#### HOW TO COMPLETE THIS TASK:
Repeat the data exactly. Pictures stay out.
┌────────
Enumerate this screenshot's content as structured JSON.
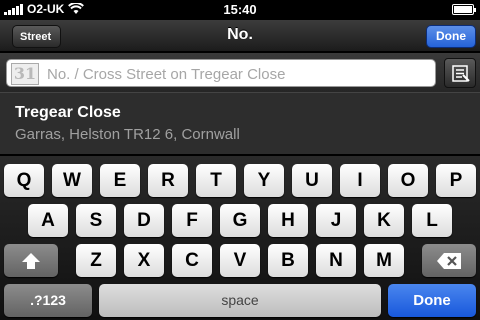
{
  "status_bar": {
    "carrier": "O2-UK",
    "time": "15:40",
    "battery_level": 1.0
  },
  "nav": {
    "back_label": "Street",
    "title": "No.",
    "done_label": "Done"
  },
  "search": {
    "calendar_glyph": "31",
    "placeholder": "No. / Cross Street on Tregear Close",
    "value": ""
  },
  "result": {
    "title": "Tregear Close",
    "subtitle": "Garras, Helston TR12 6, Cornwall"
  },
  "keyboard": {
    "row1": [
      "Q",
      "W",
      "E",
      "R",
      "T",
      "Y",
      "U",
      "I",
      "O",
      "P"
    ],
    "row2": [
      "A",
      "S",
      "D",
      "F",
      "G",
      "H",
      "J",
      "K",
      "L"
    ],
    "row3": [
      "Z",
      "X",
      "C",
      "V",
      "B",
      "N",
      "M"
    ],
    "numbers_label": ".?123",
    "space_label": "space",
    "done_label": "Done"
  },
  "colors": {
    "accent_blue": "#2563d8"
  }
}
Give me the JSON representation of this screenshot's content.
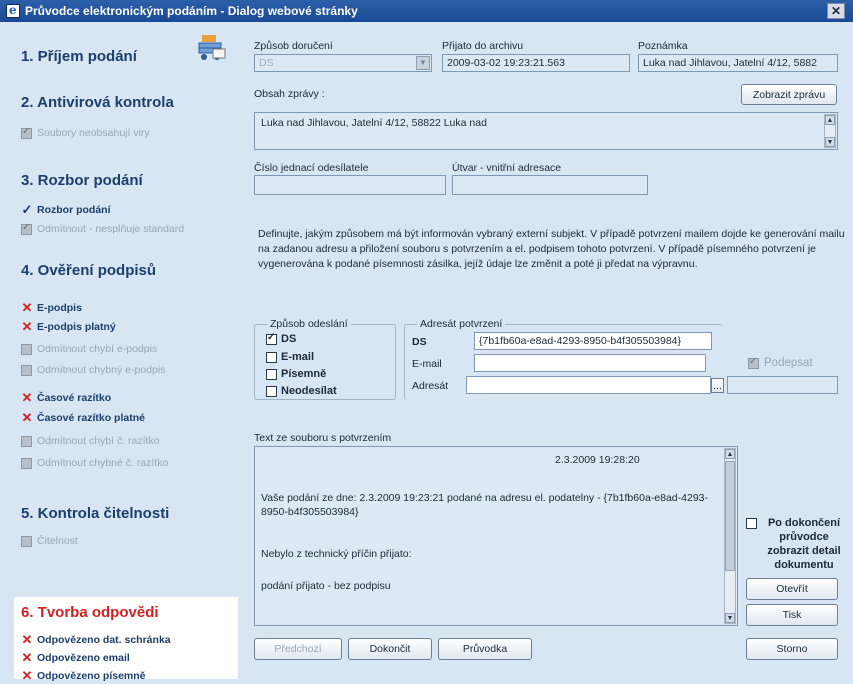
{
  "window": {
    "title": "Průvodce elektronickým podáním - Dialog webové stránky",
    "close_glyph": "✕"
  },
  "left": {
    "step1": "1. Příjem podání",
    "step2": "2. Antivirová kontrola",
    "step2_items": [
      "Soubory neobsahují viry"
    ],
    "step3": "3. Rozbor podání",
    "step3_items": [
      "Rozbor podání",
      "Odmítnout - nesplňuje standard"
    ],
    "step4": "4. Ověření podpisů",
    "step4_items": [
      "E-podpis",
      "E-podpis platný",
      "Odmítnout chybí e-podpis",
      "Odmítnout chybný e-podpis",
      "Časové razítko",
      "Časové razítko platné",
      "Odmítnout chybí č. razítko",
      "Odmítnout chybné č. razítko"
    ],
    "step5": "5. Kontrola čitelnosti",
    "step5_items": [
      "Čitelnost"
    ],
    "step6": "6. Tvorba odpovědi",
    "step6_items": [
      "Odpovězeno dat. schránka",
      "Odpovězeno email",
      "Odpovězeno písemně"
    ]
  },
  "form": {
    "zpusob_doruceni_label": "Způsob doručení",
    "zpusob_doruceni_value": "DS",
    "prijato_label": "Přijato do archivu",
    "prijato_value": "2009-03-02 19:23:21.563",
    "poznamka_label": "Poznámka",
    "poznamka_value": "Luka nad Jihlavou, Jatelní 4/12, 5882",
    "obsah_label": "Obsah zprávy :",
    "zobrazit_button": "Zobrazit zprávu",
    "obsah_value": "Luka nad Jihlavou, Jatelní 4/12, 58822 Luka nad",
    "cislo_label": "Číslo jednací odesílatele",
    "utvar_label": "Útvar - vnitřní adresace",
    "info_text": "Definujte, jakým způsobem má být informován vybraný externí subjekt. V případě potvrzení mailem dojde ke generování mailu na zadanou adresu a přiložení souboru s potvrzením a el. podpisem tohoto potvrzení. V případě písemného potvrzení je vygenerována k podané písemnosti zásilka, jejíž údaje lze změnit a poté ji předat na výpravnu.",
    "zpusob_odeslani_title": "Způsob odeslání",
    "odeslani_options": [
      "DS",
      "E-mail",
      "Písemně",
      "Neodesílat"
    ],
    "adresat_title": "Adresát potvrzení",
    "ds_label": "DS",
    "ds_value": "{7b1fb60a-e8ad-4293-8950-b4f305503984}",
    "email_label": "E-mail",
    "adresat_label": "Adresát",
    "browse_glyph": "...",
    "podepsat_label": "Podepsat",
    "text_title": "Text ze souboru s potvrzením",
    "text_date": "2.3.2009 19:28:20",
    "text_line1": "Vaše podání ze dne: 2.3.2009 19:23:21 podané na adresu el. podatelny - {7b1fb60a-e8ad-4293-8950-b4f305503984}",
    "text_line2": "Nebylo z technický příčin přijato:",
    "text_line3": "podání přijato - bez podpisu",
    "po_dokonceni_label": "Po dokončení průvodce zobrazit detail dokumentu",
    "otevrit_button": "Otevřít",
    "tisk_button": "Tisk",
    "predchozi_button": "Předchozí",
    "dokoncit_button": "Dokončit",
    "pruvodka_button": "Průvodka",
    "storno_button": "Storno"
  }
}
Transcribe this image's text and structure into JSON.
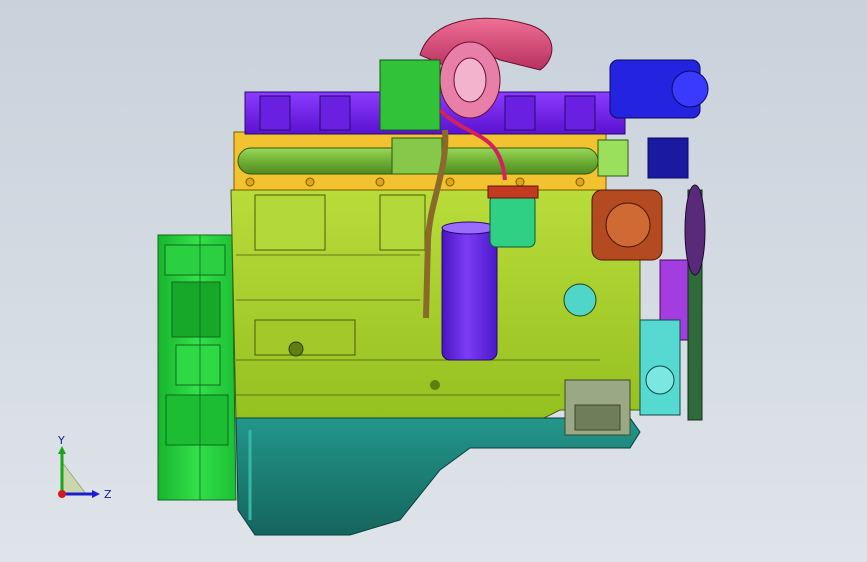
{
  "viewport": {
    "background_top": "#c9d1db",
    "background_bottom": "#dfe4ea"
  },
  "model": {
    "subject": "engine-assembly",
    "parts": [
      {
        "name": "flywheel-housing",
        "color": "#1fd13a"
      },
      {
        "name": "engine-block",
        "color": "#a8cf2d"
      },
      {
        "name": "oil-pan",
        "color": "#1a7a70"
      },
      {
        "name": "intake-manifold",
        "color": "#7ec23f"
      },
      {
        "name": "exhaust-manifold-flange",
        "color": "#f2c230"
      },
      {
        "name": "valve-cover",
        "color": "#7a1ff2"
      },
      {
        "name": "turbocharger",
        "color": "#e0567d"
      },
      {
        "name": "oil-filter",
        "color": "#6b27e6"
      },
      {
        "name": "fuel-filter",
        "color": "#2fcf84"
      },
      {
        "name": "alternator",
        "color": "#2424e0"
      },
      {
        "name": "air-compressor",
        "color": "#b44a1f"
      },
      {
        "name": "belt-pulleys",
        "color": "#a33de0"
      },
      {
        "name": "water-pump",
        "color": "#55d9d0"
      },
      {
        "name": "dipstick-tube",
        "color": "#8a6a2a"
      }
    ]
  },
  "triad": {
    "y_label": "Y",
    "z_label": "Z",
    "x_color": "#d11b1b",
    "y_color": "#1aa51a",
    "z_color": "#1b1bd1"
  }
}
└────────
#### ANSWER TO THIS EXERCISE:
Enumerate this screenshot's content as structured JSON.
{
  "status_bar": {
    "carrier": "O2-UK",
    "time": "15:40",
    "battery_level": 1.0
  },
  "nav": {
    "back_label": "Street",
    "title": "No.",
    "done_label": "Done"
  },
  "search": {
    "calendar_glyph": "31",
    "placeholder": "No. / Cross Street on Tregear Close",
    "value": ""
  },
  "result": {
    "title": "Tregear Close",
    "subtitle": "Garras, Helston TR12 6, Cornwall"
  },
  "keyboard": {
    "row1": [
      "Q",
      "W",
      "E",
      "R",
      "T",
      "Y",
      "U",
      "I",
      "O",
      "P"
    ],
    "row2": [
      "A",
      "S",
      "D",
      "F",
      "G",
      "H",
      "J",
      "K",
      "L"
    ],
    "row3": [
      "Z",
      "X",
      "C",
      "V",
      "B",
      "N",
      "M"
    ],
    "numbers_label": ".?123",
    "space_label": "space",
    "done_label": "Done"
  },
  "colors": {
    "accent_blue": "#2563d8"
  }
}
Give me the JSON representation of this screenshot's content.
{
  "window": {
    "title": "Průvodce elektronickým podáním - Dialog webové stránky",
    "close_glyph": "✕"
  },
  "left": {
    "step1": "1. Příjem podání",
    "step2": "2. Antivirová kontrola",
    "step2_items": [
      "Soubory neobsahují viry"
    ],
    "step3": "3. Rozbor podání",
    "step3_items": [
      "Rozbor podání",
      "Odmítnout - nesplňuje standard"
    ],
    "step4": "4. Ověření podpisů",
    "step4_items": [
      "E-podpis",
      "E-podpis platný",
      "Odmítnout chybí e-podpis",
      "Odmítnout chybný e-podpis",
      "Časové razítko",
      "Časové razítko platné",
      "Odmítnout chybí č. razítko",
      "Odmítnout chybné č. razítko"
    ],
    "step5": "5. Kontrola čitelnosti",
    "step5_items": [
      "Čitelnost"
    ],
    "step6": "6. Tvorba odpovědi",
    "step6_items": [
      "Odpovězeno dat. schránka",
      "Odpovězeno email",
      "Odpovězeno písemně"
    ]
  },
  "form": {
    "zpusob_doruceni_label": "Způsob doručení",
    "zpusob_doruceni_value": "DS",
    "prijato_label": "Přijato do archivu",
    "prijato_value": "2009-03-02 19:23:21.563",
    "poznamka_label": "Poznámka",
    "poznamka_value": "Luka nad Jihlavou, Jatelní 4/12, 5882",
    "obsah_label": "Obsah zprávy :",
    "zobrazit_button": "Zobrazit zprávu",
    "obsah_value": "Luka nad Jihlavou, Jatelní 4/12, 58822 Luka nad",
    "cislo_label": "Číslo jednací odesílatele",
    "utvar_label": "Útvar - vnitřní adresace",
    "info_text": "Definujte, jakým způsobem má být informován vybraný externí subjekt. V případě potvrzení mailem dojde ke generování mailu na zadanou adresu a přiložení souboru s potvrzením a el. podpisem tohoto potvrzení. V případě písemného potvrzení je vygenerována k podané písemnosti zásilka, jejíž údaje lze změnit a poté ji předat na výpravnu.",
    "zpusob_odeslani_title": "Způsob odeslání",
    "odeslani_options": [
      "DS",
      "E-mail",
      "Písemně",
      "Neodesílat"
    ],
    "adresat_title": "Adresát potvrzení",
    "ds_label": "DS",
    "ds_value": "{7b1fb60a-e8ad-4293-8950-b4f305503984}",
    "email_label": "E-mail",
    "adresat_label": "Adresát",
    "browse_glyph": "...",
    "podepsat_label": "Podepsat",
    "text_title": "Text ze souboru s potvrzením",
    "text_date": "2.3.2009 19:28:20",
    "text_line1": "Vaše podání ze dne: 2.3.2009 19:23:21 podané na adresu el. podatelny - {7b1fb60a-e8ad-4293-8950-b4f305503984}",
    "text_line2": "Nebylo z technický příčin přijato:",
    "text_line3": "podání přijato - bez podpisu",
    "po_dokonceni_label": "Po dokončení průvodce zobrazit detail dokumentu",
    "otevrit_button": "Otevřít",
    "tisk_button": "Tisk",
    "predchozi_button": "Předchozí",
    "dokoncit_button": "Dokončit",
    "pruvodka_button": "Průvodka",
    "storno_button": "Storno"
  }
}
Transcribe this image's text and structure into JSON.
{
  "viewport": {
    "background_top": "#c9d1db",
    "background_bottom": "#dfe4ea"
  },
  "model": {
    "subject": "engine-assembly",
    "parts": [
      {
        "name": "flywheel-housing",
        "color": "#1fd13a"
      },
      {
        "name": "engine-block",
        "color": "#a8cf2d"
      },
      {
        "name": "oil-pan",
        "color": "#1a7a70"
      },
      {
        "name": "intake-manifold",
        "color": "#7ec23f"
      },
      {
        "name": "exhaust-manifold-flange",
        "color": "#f2c230"
      },
      {
        "name": "valve-cover",
        "color": "#7a1ff2"
      },
      {
        "name": "turbocharger",
        "color": "#e0567d"
      },
      {
        "name": "oil-filter",
        "color": "#6b27e6"
      },
      {
        "name": "fuel-filter",
        "color": "#2fcf84"
      },
      {
        "name": "alternator",
        "color": "#2424e0"
      },
      {
        "name": "air-compressor",
        "color": "#b44a1f"
      },
      {
        "name": "belt-pulleys",
        "color": "#a33de0"
      },
      {
        "name": "water-pump",
        "color": "#55d9d0"
      },
      {
        "name": "dipstick-tube",
        "color": "#8a6a2a"
      }
    ]
  },
  "triad": {
    "y_label": "Y",
    "z_label": "Z",
    "x_color": "#d11b1b",
    "y_color": "#1aa51a",
    "z_color": "#1b1bd1"
  }
}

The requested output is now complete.